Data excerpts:
*** Block opens ***

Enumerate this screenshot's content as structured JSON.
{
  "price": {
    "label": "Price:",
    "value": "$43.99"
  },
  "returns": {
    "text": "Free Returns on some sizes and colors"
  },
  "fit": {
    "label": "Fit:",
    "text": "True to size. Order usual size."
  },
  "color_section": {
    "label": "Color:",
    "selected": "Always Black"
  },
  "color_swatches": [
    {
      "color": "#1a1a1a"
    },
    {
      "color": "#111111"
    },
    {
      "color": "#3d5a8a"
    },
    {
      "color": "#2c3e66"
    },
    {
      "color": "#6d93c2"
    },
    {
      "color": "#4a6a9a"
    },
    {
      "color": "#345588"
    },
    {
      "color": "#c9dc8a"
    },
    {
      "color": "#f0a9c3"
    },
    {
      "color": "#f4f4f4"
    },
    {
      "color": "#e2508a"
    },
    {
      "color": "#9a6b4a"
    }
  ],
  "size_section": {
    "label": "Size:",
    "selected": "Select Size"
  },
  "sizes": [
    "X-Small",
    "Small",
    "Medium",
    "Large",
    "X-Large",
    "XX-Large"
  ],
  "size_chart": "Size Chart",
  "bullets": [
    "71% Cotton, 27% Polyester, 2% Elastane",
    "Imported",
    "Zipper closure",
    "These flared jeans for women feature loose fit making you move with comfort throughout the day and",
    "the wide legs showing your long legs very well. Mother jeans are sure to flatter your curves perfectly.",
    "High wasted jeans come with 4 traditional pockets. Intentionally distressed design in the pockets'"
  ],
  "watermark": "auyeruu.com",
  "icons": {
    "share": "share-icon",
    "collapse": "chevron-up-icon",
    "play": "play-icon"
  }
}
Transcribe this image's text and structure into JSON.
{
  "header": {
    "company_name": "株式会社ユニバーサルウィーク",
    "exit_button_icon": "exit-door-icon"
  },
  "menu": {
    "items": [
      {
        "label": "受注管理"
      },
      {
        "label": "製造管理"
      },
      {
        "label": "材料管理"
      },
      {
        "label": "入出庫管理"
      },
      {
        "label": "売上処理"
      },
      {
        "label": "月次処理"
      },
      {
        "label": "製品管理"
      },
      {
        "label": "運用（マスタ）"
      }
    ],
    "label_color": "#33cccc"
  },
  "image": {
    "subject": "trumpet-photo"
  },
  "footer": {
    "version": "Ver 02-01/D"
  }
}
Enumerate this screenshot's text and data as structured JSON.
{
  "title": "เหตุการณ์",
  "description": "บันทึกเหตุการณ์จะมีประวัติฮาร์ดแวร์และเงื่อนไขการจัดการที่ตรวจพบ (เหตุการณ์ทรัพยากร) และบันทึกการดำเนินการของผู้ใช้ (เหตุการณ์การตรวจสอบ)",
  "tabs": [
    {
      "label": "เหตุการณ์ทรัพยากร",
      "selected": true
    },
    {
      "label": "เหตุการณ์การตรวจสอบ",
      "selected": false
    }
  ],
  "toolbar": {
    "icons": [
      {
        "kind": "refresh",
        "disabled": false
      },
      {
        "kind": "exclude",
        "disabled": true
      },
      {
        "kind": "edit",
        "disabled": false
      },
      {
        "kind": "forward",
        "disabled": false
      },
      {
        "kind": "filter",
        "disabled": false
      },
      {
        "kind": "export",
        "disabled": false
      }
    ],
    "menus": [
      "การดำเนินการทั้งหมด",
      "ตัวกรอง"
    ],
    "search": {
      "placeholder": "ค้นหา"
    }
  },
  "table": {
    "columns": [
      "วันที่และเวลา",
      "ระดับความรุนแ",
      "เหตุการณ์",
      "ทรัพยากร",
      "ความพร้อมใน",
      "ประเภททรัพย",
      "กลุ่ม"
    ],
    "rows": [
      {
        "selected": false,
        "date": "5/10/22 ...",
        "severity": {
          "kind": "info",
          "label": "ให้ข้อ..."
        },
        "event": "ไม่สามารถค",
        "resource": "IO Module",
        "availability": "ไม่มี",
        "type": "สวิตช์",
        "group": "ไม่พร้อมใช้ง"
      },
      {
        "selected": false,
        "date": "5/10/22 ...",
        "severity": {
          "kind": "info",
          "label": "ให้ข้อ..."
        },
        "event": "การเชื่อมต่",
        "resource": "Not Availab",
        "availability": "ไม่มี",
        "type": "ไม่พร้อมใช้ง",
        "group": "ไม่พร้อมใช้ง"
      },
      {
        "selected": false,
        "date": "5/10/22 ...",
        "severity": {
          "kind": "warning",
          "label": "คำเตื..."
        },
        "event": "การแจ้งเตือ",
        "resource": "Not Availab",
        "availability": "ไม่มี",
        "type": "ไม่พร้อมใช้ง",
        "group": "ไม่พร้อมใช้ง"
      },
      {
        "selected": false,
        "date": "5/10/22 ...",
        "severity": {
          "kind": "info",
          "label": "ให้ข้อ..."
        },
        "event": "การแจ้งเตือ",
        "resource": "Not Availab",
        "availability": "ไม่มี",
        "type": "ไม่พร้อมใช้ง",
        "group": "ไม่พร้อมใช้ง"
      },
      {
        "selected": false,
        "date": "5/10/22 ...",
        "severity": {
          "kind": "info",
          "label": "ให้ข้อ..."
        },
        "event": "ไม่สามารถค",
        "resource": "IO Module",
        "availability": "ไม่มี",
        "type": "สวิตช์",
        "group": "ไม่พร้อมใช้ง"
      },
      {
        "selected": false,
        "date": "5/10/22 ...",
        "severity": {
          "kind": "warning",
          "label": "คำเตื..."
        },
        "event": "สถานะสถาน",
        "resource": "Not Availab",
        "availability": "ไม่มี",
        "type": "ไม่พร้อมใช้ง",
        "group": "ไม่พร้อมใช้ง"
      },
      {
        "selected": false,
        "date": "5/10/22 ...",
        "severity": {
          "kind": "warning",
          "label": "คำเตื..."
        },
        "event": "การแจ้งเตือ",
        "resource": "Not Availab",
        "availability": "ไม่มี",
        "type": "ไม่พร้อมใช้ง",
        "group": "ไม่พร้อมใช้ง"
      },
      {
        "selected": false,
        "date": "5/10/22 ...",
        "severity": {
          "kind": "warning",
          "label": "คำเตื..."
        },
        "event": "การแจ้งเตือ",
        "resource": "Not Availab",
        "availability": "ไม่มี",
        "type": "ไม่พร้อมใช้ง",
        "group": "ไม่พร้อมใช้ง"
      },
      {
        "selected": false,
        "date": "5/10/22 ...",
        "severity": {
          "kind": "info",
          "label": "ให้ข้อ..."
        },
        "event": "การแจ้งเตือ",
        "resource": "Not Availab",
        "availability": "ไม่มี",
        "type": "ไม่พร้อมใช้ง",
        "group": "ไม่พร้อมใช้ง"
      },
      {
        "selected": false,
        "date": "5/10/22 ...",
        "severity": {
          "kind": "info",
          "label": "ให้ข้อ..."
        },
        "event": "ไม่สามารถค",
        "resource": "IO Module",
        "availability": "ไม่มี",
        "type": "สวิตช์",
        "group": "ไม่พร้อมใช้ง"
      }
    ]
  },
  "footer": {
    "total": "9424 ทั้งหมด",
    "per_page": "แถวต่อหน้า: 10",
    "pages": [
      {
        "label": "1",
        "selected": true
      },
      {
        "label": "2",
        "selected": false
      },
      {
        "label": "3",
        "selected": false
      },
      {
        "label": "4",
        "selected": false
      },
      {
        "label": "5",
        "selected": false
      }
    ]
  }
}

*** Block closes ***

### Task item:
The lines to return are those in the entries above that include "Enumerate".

### The completed task:
Enumerate this screenshot's content as structured JSON.
Enumerate this screenshot's text and data as structured JSON.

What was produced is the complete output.